One in six children are reportedly suffering mental health difficulties as a result of the lockdowns and school closures.
The new report is based on a study carried out by National Health Service, NHS, last summer, following the spring lockdown, which found that clinically notable mental health conditions amongst children had risen by half compared to levels recorded in 2017, 2018 and 2019.
The Children’s Commissioner, Miss Longfield said there had already been a spike in referrals to NHS services in the autumn and called for a rapid re-opening of schools.
The analysis comes as the UK government opposition parties debate over timetable for children to return to their classrooms.
UK prime minister, Boris Johnson announced on Wednesday January 27, that schools will stay closed until at least March 8, bringing criticism from angry parents and pupils.
The report says: ‘A staggering one in six children now have a probable mental health condition… it is highly likely that the level of underlying mental health problems will remain significantly higher as a result of the pandemic.’

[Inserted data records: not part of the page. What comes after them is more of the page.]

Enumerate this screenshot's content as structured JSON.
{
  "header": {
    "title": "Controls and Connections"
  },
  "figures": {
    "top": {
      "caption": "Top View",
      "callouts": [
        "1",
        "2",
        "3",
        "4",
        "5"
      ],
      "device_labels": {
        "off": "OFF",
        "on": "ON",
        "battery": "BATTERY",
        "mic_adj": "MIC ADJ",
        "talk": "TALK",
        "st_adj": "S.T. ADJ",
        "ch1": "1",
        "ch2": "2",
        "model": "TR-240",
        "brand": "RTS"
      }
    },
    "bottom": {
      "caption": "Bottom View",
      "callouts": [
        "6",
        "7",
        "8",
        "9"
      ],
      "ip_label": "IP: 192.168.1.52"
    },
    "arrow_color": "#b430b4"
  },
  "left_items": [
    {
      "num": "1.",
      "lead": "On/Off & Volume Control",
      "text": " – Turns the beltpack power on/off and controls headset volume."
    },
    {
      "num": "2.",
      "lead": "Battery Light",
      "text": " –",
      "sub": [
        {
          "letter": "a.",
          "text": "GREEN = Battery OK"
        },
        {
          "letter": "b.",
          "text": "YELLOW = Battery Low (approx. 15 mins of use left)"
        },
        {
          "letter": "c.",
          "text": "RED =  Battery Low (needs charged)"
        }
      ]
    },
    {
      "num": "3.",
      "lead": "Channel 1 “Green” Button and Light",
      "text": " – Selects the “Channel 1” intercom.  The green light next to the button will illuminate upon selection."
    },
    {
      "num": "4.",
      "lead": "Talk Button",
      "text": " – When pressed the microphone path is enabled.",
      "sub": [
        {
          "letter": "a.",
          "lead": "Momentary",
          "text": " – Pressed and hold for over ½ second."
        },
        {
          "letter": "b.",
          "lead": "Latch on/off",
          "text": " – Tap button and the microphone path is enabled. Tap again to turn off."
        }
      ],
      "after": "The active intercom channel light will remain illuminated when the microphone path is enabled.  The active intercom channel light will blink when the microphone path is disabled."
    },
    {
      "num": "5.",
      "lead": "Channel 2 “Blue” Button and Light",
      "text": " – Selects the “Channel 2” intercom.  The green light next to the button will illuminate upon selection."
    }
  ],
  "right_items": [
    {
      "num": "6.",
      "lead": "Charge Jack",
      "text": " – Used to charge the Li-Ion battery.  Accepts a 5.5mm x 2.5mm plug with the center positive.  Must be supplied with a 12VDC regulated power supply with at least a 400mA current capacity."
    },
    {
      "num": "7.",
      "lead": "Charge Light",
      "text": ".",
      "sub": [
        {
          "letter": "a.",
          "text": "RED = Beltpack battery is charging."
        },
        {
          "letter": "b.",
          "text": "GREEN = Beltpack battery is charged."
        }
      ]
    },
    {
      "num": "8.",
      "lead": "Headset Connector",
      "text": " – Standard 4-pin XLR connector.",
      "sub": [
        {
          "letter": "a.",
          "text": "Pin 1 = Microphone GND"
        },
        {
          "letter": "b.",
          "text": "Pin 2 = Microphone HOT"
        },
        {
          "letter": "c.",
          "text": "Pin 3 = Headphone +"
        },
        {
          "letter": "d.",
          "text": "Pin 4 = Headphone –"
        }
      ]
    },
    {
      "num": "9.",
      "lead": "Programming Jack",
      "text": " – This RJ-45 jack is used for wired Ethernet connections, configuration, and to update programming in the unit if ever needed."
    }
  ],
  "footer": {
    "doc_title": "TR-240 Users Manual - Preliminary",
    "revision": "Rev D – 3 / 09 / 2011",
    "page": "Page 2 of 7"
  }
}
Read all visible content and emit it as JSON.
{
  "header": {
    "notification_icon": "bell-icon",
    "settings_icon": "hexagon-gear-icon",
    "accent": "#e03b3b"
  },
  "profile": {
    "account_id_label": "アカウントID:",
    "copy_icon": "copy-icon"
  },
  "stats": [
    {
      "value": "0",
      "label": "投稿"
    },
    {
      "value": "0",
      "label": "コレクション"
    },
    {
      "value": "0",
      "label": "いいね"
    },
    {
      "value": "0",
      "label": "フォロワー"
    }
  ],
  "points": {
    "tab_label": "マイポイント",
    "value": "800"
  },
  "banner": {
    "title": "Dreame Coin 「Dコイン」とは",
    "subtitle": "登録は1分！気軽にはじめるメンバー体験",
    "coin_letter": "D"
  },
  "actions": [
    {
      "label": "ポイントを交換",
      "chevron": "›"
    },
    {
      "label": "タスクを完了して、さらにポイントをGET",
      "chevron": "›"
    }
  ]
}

The report continued: ‘The major disruption to two years of education, alongside the limited opportunities to see friends and wider families, to play and enjoy activities and the worry about the impact of Covid on their families, will have taken a heavy toll on some children.’
‘Even before this crisis, children’s mental health services were far from meeting the existing level of need. In the year before the pandemic, referrals to children’s mental health services increased by 35 per cent while the number of children accessing treatment increased by just four per cent.’
Miss Longfield called for the NHS to place a mental health adviser in every school to cope with the flood of troubled children likely after they re-open. She also said there should be online mental health support and advice available to children who are currently using their laptops and mobiles to try to keep up with classroom learning.
Miss Longfield said: ‘Even before the pandemic, we faced an epidemic of children’s mental health problems in England and a children’s mental health service that, though improving significantly, was still unable to provide the help hundreds of thousands of children required.’